Since the rise of IS and its attacks in Europe, the British government has augmented its counter-terrorism policies with plans to counter Islamist ideology. This battle of ideas, reminiscent of the anti-Communist campaigns of the Cold War, emphasises loyalty to “fundamental British values.” The focus on national identity is new. For many years, the official British attitude towards ethnic and religious minorities was one of live and let live. As long as you obeyed the law, you could believe and express pretty much what you wanted. This was in sharp contrast to the French, who try to restrict cultural practices that do not conform to secular republican principles—banning the face veil, for example.
But the government now favours a more muscular, French-style project of cultural assimilation. In June 2015, the Prime Minister David Cameron warned that some British Muslims were “silently condoning” IS and that non-violent extremism needed to be tackled. From last September, it has been compulsory for schools actively to promote British values. This year the government will publish a report into preventing “extremist entryism” in public institutions including schools, colleges, the civil service and local authorities. There will be an official investigation into Islamic mediation tribunals and faith-based supplementary schools. In 2016 Ofcom will be strengthened to regulate religious television and radio stations. Legislation will be presented to Parliament proposing disruption orders for non-violent radical preachers—a kind of “extremism asbo.” All these measures are supposed to police more carefully what is described as a “pre-criminal space” which, it is argued, is an incubator for terrorism.
How effective such measures will be remains to be seen. Concerns have been raised about the freedom of speech implications of banning non-violent—if unpalatable—ideas such as campaigning for an Islamic caliphate. There is also the danger of alienating the very people who most need help integrating. There has already been the case of a three-year-old in Tower Hamlets being reported for potential signs of extremism; and a three-month long investigation by Staffordshire University into the activities of a graduate student who read an academic book on terrorism in the library. Arguably more powerful than proving loyalty to Britishness, though, is the tolerance found in London and Paris. The “Bataclan Generation” targeted by IS is diverse, pragmatic and attractive to outsiders. Such liberalism might be Europe’s strongest weapon in the ideological battle with jihadism.

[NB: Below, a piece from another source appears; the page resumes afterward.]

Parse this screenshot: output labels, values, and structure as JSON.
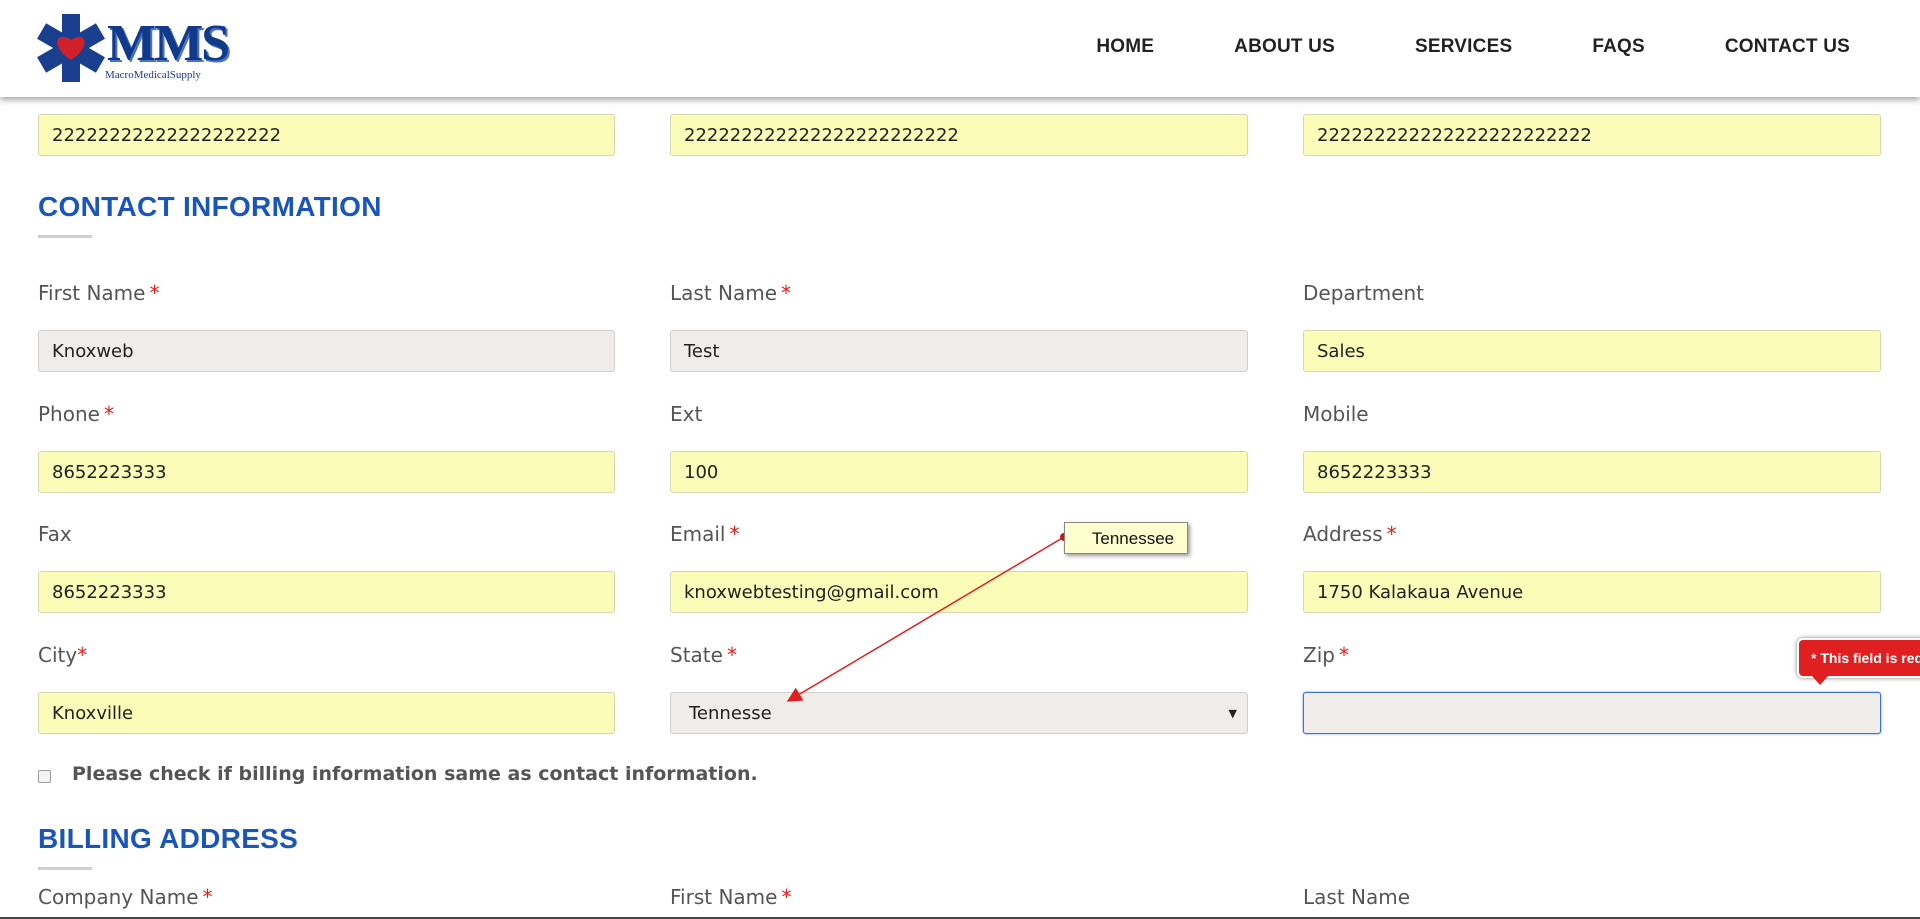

Now watch David Cameron on Muslims “quietly condoning” extremism: